Before I went shopping for one of those fancy looking stainless steel clad Weber BBQs last summer it had never crossed my mind that stainless steel, or at least certain types, could rust?
Then I started reading those “honest Abe” Amazon reviews on BBQs. Review after review were going on and on about how buyers purchasing lifetime investments in a gorgeous looking, stainless steel clad, multi burner, whiz bang BBQs had theirs turn into “rust buckets” of sorts, after only a year or two of being stored covered and outdoors during the winter season.
So what’s that got to do with Z car parts and such? Two things, “Weber” as in side draft DCOE carburetors and “rust” as on stainless steel Weber air horns (ram pipes, velocity stacks, etc) let sit on a cars outdoors. Case in point follows with a bit of illustration of 2 approaches to restoring these glorious looking trumpets to near new or better condition.
The other day I was asking myself “what kool looking classic Z parts do I have stashed away that might interest a hard core traditional Z car enthusiast?” After going through several of the hundreds of parts storage boxes at my parts warehouse, I came upon a long forgotten acquisition of a complete set of used Weber DCOE carburetor air horns (“velocity stacks” if you prefer) with 2 sets of variable diameter venturi inserts in the package as well. Nice, these will do the trick!

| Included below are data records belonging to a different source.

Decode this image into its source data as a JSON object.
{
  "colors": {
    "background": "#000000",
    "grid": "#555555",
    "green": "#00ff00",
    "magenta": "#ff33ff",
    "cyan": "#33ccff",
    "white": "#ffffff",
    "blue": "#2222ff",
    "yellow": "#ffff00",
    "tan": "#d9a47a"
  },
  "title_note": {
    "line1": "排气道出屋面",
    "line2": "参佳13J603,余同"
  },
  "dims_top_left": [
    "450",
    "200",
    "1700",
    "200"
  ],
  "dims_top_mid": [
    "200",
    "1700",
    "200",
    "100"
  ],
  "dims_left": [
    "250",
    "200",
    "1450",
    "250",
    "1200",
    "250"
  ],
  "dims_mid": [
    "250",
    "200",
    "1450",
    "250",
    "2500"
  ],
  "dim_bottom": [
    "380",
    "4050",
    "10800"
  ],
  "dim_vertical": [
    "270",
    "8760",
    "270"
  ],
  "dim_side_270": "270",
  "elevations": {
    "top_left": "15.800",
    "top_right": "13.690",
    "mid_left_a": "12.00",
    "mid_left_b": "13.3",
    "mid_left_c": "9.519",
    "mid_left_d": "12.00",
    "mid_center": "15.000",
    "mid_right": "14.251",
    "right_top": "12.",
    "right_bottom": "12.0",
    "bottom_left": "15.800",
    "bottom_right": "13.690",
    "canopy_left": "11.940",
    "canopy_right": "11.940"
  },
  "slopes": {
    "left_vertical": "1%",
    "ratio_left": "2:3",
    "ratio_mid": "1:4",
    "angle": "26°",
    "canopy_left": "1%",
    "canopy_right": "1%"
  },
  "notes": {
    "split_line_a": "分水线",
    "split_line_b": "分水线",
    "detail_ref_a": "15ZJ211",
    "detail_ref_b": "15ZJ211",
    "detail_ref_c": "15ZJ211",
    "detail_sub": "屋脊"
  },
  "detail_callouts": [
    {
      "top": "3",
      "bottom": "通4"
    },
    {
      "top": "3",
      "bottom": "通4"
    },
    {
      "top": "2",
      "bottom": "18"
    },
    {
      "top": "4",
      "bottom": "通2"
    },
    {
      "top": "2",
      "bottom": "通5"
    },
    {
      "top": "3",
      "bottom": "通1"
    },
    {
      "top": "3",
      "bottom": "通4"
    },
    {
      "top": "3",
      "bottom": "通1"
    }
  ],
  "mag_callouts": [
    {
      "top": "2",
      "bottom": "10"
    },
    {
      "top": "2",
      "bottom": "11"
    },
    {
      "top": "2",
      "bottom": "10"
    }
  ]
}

But when I laid them all out on a table for inspection, to my surprise, all of the stainless steel air horns had very visible areas of ugly surface rust both on the outside and inside that would make them look anything but impressive on a restored set of classic Weber DCOE carburetors. Air horn labeled “A” in top photo illustrates the state the set was in after 12 years of being in dry storage!
In Part Two on this topic I’ll elaborate on several approaches I used to achieve the refurbished (B) and polished (C) results shown in photo at top of page, hopefully before November 8th ’cause the future looks a bit uncertain after that date!